— What the exercise asks —
In the entries that follow, find every line containing "远程现场升级APP发布" and copy it.

— Supplied information —

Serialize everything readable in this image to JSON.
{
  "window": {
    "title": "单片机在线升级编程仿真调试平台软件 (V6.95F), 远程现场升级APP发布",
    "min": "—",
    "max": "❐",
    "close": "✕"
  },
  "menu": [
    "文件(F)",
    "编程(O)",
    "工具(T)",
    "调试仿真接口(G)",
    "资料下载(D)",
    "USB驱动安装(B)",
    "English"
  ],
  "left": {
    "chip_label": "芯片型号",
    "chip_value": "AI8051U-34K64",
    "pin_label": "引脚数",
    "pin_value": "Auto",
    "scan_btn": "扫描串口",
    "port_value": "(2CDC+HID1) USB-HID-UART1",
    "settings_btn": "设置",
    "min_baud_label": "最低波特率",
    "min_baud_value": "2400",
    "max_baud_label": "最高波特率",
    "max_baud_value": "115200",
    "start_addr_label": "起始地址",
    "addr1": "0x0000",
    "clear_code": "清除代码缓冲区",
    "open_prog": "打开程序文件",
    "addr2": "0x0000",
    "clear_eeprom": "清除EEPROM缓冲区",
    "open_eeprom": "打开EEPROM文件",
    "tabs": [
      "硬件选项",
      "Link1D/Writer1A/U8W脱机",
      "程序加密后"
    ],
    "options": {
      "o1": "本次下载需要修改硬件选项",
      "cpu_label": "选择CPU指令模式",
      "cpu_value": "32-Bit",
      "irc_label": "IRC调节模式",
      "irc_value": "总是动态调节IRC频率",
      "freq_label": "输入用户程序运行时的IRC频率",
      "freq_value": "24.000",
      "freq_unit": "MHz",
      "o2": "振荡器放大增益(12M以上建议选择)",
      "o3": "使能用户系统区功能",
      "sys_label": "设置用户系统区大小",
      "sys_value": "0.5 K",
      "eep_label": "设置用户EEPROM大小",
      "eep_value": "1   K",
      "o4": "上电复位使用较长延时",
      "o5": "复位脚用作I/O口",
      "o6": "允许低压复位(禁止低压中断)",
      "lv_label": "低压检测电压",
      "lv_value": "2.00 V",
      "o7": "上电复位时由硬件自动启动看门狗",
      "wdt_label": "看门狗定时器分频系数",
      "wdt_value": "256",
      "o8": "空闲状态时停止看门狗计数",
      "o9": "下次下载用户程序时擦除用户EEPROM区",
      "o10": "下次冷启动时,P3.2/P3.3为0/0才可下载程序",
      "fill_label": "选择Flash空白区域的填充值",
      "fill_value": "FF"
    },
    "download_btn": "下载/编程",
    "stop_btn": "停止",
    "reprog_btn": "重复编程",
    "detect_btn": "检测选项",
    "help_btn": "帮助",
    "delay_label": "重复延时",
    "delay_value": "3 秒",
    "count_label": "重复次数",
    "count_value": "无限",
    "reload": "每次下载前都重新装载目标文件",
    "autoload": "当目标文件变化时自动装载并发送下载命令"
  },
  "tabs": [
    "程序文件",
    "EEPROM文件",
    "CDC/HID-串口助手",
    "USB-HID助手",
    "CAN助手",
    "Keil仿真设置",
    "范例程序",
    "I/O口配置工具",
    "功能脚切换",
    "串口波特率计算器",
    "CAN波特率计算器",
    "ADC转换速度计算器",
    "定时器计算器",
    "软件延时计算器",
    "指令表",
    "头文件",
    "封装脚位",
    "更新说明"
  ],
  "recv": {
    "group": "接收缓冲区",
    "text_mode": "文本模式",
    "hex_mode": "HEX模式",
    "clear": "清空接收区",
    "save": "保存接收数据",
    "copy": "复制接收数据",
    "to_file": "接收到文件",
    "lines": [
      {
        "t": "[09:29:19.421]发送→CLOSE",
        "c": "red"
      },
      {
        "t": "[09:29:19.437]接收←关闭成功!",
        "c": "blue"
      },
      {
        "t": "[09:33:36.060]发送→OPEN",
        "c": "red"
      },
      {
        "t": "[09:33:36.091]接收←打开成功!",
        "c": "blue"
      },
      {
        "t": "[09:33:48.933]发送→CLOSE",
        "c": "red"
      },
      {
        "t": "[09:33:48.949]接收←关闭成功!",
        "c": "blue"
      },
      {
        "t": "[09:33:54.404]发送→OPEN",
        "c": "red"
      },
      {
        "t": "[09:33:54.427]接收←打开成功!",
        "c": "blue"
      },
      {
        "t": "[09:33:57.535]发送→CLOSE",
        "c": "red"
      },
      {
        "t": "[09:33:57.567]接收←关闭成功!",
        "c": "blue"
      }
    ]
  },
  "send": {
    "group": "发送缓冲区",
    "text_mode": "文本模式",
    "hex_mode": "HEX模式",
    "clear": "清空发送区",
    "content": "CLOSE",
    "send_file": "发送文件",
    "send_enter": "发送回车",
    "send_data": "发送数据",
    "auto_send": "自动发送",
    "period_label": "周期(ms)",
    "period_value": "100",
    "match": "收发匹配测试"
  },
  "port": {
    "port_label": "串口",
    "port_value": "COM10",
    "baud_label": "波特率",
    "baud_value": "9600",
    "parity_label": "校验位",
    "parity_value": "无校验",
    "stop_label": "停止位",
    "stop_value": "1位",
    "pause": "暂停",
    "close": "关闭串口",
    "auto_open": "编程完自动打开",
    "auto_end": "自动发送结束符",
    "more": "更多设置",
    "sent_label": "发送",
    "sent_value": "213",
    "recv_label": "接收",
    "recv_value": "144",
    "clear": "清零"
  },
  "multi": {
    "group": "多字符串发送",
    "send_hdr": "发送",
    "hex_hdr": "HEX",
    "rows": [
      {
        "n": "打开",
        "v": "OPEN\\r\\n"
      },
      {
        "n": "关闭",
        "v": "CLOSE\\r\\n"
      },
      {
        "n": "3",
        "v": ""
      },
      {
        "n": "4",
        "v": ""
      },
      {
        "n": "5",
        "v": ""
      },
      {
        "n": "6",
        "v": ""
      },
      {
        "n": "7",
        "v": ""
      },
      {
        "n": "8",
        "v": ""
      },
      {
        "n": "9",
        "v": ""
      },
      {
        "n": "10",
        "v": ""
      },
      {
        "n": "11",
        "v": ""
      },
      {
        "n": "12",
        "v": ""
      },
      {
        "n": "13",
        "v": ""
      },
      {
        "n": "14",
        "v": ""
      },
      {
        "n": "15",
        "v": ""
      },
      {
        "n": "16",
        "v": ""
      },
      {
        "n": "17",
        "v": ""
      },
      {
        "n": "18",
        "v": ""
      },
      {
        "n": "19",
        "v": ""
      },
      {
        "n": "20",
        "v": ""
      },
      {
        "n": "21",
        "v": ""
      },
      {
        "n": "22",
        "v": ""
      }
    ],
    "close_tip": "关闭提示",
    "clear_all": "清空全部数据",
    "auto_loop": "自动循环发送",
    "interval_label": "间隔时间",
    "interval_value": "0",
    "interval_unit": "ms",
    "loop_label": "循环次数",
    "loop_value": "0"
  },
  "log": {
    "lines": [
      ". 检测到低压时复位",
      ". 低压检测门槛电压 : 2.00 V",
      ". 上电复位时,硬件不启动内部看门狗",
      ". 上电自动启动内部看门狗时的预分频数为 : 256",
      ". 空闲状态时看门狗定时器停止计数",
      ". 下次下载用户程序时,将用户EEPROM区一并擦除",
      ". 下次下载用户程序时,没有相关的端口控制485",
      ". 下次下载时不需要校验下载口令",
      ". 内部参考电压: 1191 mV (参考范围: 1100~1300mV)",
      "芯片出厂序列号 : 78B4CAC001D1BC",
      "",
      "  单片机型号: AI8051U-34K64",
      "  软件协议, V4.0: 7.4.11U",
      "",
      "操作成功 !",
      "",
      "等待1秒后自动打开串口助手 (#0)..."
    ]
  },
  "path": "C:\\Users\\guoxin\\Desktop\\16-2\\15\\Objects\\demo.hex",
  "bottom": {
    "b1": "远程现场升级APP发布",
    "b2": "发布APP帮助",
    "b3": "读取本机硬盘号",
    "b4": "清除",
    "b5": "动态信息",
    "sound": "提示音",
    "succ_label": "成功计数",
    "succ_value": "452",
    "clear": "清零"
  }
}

— Result of this task —
    "title": "单片机在线升级编程仿真调试平台软件 (V6.95F), 远程现场升级APP发布",
    "b1": "远程现场升级APP发布",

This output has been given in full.